[Dataset extract Boundary: Start]

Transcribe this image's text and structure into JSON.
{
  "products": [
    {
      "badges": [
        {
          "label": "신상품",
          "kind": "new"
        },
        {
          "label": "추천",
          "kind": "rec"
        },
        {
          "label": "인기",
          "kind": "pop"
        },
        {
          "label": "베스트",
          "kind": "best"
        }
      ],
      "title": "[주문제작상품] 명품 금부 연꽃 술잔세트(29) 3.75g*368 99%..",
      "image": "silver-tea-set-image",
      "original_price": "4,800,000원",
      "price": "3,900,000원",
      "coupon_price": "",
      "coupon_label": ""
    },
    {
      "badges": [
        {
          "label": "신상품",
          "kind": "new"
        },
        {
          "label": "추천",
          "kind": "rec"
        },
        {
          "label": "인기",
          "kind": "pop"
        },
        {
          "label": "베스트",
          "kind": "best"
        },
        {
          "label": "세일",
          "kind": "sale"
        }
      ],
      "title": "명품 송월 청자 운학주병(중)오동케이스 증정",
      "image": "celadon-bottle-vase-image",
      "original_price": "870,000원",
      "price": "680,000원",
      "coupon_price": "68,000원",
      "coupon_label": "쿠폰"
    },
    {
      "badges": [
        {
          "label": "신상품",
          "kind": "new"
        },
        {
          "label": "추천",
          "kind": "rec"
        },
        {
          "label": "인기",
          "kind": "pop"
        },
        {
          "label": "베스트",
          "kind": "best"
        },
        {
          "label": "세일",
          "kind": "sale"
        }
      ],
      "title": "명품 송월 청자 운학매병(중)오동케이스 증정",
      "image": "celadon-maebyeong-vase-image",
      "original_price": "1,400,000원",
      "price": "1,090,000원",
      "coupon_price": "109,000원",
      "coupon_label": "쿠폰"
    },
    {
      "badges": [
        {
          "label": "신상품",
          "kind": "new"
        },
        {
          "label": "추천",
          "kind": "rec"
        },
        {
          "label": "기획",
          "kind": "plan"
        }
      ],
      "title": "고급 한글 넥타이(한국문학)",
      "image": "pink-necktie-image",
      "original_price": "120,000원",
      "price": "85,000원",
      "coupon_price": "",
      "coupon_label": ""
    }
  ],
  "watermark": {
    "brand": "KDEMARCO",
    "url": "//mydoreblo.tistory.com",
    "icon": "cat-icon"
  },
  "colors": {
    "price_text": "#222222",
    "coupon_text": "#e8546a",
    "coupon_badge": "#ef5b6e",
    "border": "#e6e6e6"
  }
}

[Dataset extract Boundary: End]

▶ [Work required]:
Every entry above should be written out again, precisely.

▶ [Answer to the exercise]:
Transcribe this image's text and structure into JSON.
{
  "products": [
    {
      "badges": [
        {
          "label": "신상품",
          "kind": "new"
        },
        {
          "label": "추천",
          "kind": "rec"
        },
        {
          "label": "인기",
          "kind": "pop"
        },
        {
          "label": "베스트",
          "kind": "best"
        }
      ],
      "title": "[주문제작상품] 명품 금부 연꽃 술잔세트(29) 3.75g*368 99%..",
      "image": "silver-tea-set-image",
      "original_price": "4,800,000원",
      "price": "3,900,000원",
      "coupon_price": "",
      "coupon_label": ""
    },
    {
      "badges": [
        {
          "label": "신상품",
          "kind": "new"
        },
        {
          "label": "추천",
          "kind": "rec"
        },
        {
          "label": "인기",
          "kind": "pop"
        },
        {
          "label": "베스트",
          "kind": "best"
        },
        {
          "label": "세일",
          "kind": "sale"
        }
      ],
      "title": "명품 송월 청자 운학주병(중)오동케이스 증정",
      "image": "celadon-bottle-vase-image",
      "original_price": "870,000원",
      "price": "680,000원",
      "coupon_price": "68,000원",
      "coupon_label": "쿠폰"
    },
    {
      "badges": [
        {
          "label": "신상품",
          "kind": "new"
        },
        {
          "label": "추천",
          "kind": "rec"
        },
        {
          "label": "인기",
          "kind": "pop"
        },
        {
          "label": "베스트",
          "kind": "best"
        },
        {
          "label": "세일",
          "kind": "sale"
        }
      ],
      "title": "명품 송월 청자 운학매병(중)오동케이스 증정",
      "image": "celadon-maebyeong-vase-image",
      "original_price": "1,400,000원",
      "price": "1,090,000원",
      "coupon_price": "109,000원",
      "coupon_label": "쿠폰"
    },
    {
      "badges": [
        {
          "label": "신상품",
          "kind": "new"
        },
        {
          "label": "추천",
          "kind": "rec"
        },
        {
          "label": "기획",
          "kind": "plan"
        }
      ],
      "title": "고급 한글 넥타이(한국문학)",
      "image": "pink-necktie-image",
      "original_price": "120,000원",
      "price": "85,000원",
      "coupon_price": "",
      "coupon_label": ""
    }
  ],
  "watermark": {
    "brand": "KDEMARCO",
    "url": "//mydoreblo.tistory.com",
    "icon": "cat-icon"
  },
  "colors": {
    "price_text": "#222222",
    "coupon_text": "#e8546a",
    "coupon_badge": "#ef5b6e",
    "border": "#e6e6e6"
  }
}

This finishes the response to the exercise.